Adding high-octane fuel to speculation that Johnny B. might indeed be headed for WGN-AM (720), the veteran Chicago radio personality was spotted being given a grand tour of the Tribune Co.-owned news/talk station Saturday by program director Kevin "Pig Virus" Metheny.
While no formal offer has been made, sources said, Brandmeier's personal inspection of the studios and facilities -- in full view of numerous staffers -- was the surest sign yet of WGN's interest in hiring him. Adding Brandmeier is seen as a way to re-energize the station's lineup -- particularly in mornings, where newcomer Greg Jarrett has been struggling to fit in since June. Middays and afternoons also are possibilities, although frequent preemptions for Cubs baseball broadcasts make those options appear less likely for Brandmeier.
It's not the first time WGN executives have expressed interest in the funnyman from Fond du Lac, but talks appear to have progressed farther this time than ever before. Tom Langmyer, vice president and general manager of WGN, is known to be a fan and admirer.

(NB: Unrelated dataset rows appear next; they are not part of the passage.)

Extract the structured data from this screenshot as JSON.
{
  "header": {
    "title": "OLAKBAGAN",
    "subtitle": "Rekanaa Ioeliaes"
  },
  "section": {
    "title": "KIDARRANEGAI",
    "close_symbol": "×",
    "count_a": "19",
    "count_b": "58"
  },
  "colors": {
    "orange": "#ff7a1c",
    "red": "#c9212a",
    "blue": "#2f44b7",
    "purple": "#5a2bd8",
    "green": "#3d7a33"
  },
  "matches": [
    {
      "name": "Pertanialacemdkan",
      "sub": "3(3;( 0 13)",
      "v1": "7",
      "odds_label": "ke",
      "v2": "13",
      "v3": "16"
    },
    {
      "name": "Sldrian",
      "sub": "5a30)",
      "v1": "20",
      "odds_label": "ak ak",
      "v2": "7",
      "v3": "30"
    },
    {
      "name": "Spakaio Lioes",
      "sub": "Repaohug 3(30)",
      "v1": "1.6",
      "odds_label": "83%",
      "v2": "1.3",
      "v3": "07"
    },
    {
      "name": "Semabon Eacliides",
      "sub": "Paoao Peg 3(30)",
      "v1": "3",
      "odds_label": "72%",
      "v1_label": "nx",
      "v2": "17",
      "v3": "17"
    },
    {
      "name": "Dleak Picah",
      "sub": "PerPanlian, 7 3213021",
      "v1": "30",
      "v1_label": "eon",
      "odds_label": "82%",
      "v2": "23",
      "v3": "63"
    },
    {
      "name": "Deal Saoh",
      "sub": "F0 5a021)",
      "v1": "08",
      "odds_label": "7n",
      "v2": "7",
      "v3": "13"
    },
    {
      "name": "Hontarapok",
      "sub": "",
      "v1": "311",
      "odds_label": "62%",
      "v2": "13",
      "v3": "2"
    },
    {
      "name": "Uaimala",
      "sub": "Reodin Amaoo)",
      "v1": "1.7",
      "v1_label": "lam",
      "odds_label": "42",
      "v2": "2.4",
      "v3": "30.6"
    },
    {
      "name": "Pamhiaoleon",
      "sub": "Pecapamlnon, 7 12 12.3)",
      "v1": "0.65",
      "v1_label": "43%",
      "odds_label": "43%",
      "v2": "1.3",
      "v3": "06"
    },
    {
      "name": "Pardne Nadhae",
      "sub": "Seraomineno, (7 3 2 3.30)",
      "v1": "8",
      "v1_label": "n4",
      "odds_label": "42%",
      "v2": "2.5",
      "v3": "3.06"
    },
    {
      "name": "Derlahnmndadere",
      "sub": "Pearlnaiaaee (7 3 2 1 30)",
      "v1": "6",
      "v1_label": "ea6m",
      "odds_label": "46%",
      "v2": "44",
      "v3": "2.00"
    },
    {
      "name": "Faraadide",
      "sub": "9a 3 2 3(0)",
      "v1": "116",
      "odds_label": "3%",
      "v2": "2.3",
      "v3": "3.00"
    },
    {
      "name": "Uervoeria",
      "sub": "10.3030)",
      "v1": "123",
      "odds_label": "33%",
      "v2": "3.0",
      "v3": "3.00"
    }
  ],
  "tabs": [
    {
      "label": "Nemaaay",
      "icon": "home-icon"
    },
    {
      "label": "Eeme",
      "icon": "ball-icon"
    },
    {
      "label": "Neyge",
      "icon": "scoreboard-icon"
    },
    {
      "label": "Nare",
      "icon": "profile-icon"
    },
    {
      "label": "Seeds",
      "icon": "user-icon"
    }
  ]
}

Brandmeier, 53, has been weighing his options since Nov. 30, when he was abruptly dropped after four years as morning personality at classic rock WLUP-FM (97.9). He still had three months left on his million-dollar contract when cash-strapped Emmis Communications chose not to renew the deal. His high-energy comedy/talk "showgram" was replaced by a music-intensive morning show hosted by John "Byrd" Kempf.
A fixture on the Chicago radio scene for nearly three decades, Brandmeier's star shined brightest during his initial run on the Loop from 1983 to 1997. At WGN, he'd find some familiar faces from that era, including his former producer and right hand, Jimmy "Bud" Wiser, and midday host Garry Meier.